[[ Data extracts open ]]

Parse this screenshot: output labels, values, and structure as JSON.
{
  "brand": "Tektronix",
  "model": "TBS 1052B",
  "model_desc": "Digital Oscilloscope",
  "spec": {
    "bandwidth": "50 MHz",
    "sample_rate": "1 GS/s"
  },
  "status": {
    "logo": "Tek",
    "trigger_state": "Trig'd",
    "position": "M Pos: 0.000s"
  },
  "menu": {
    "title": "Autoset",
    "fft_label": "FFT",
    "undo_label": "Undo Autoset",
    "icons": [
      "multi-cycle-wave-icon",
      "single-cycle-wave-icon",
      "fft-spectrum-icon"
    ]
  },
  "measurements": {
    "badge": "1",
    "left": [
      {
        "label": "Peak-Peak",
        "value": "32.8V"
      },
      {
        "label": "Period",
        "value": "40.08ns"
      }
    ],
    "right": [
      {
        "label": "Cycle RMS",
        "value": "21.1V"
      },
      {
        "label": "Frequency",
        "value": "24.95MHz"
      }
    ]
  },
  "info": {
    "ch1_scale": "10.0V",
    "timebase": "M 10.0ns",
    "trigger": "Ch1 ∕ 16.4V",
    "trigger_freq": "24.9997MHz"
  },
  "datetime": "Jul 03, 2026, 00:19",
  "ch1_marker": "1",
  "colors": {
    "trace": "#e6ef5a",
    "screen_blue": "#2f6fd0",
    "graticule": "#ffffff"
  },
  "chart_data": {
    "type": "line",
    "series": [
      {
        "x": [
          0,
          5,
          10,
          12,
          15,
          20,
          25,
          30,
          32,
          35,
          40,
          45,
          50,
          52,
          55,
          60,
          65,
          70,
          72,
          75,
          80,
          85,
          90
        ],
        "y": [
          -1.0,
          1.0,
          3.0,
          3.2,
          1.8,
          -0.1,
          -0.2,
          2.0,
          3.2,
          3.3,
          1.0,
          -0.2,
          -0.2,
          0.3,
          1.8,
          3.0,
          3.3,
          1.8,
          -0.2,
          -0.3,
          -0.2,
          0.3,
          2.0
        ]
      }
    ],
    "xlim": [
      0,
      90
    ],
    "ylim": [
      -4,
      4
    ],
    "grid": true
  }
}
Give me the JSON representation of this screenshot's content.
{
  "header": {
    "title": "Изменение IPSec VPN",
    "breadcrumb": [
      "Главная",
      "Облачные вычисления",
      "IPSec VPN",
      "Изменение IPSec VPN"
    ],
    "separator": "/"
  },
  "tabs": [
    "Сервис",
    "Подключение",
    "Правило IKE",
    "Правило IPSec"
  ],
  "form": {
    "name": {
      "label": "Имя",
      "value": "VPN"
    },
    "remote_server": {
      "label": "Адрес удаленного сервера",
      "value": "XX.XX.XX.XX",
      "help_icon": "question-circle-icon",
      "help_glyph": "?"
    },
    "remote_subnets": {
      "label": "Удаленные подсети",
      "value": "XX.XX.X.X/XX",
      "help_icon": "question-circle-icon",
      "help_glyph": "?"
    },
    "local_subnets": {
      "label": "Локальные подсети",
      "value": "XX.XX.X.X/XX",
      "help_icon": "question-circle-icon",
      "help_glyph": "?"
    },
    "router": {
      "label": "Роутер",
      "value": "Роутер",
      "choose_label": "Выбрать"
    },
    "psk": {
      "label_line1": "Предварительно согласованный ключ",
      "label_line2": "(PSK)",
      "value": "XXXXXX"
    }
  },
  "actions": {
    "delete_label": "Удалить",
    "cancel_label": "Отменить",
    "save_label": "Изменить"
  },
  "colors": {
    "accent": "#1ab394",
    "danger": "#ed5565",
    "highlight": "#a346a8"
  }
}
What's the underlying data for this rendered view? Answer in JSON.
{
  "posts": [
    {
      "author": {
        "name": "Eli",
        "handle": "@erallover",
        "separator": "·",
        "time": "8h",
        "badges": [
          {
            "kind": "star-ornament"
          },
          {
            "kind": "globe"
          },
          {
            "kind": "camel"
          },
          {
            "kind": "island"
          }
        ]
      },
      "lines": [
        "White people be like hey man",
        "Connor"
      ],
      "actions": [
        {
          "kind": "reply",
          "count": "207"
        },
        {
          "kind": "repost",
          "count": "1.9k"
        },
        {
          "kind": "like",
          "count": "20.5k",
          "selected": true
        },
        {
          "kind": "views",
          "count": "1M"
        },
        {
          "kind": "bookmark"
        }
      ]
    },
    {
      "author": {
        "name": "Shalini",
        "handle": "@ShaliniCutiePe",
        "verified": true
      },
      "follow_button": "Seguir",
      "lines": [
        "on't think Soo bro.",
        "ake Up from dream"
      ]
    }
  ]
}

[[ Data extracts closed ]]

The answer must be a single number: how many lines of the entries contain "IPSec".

4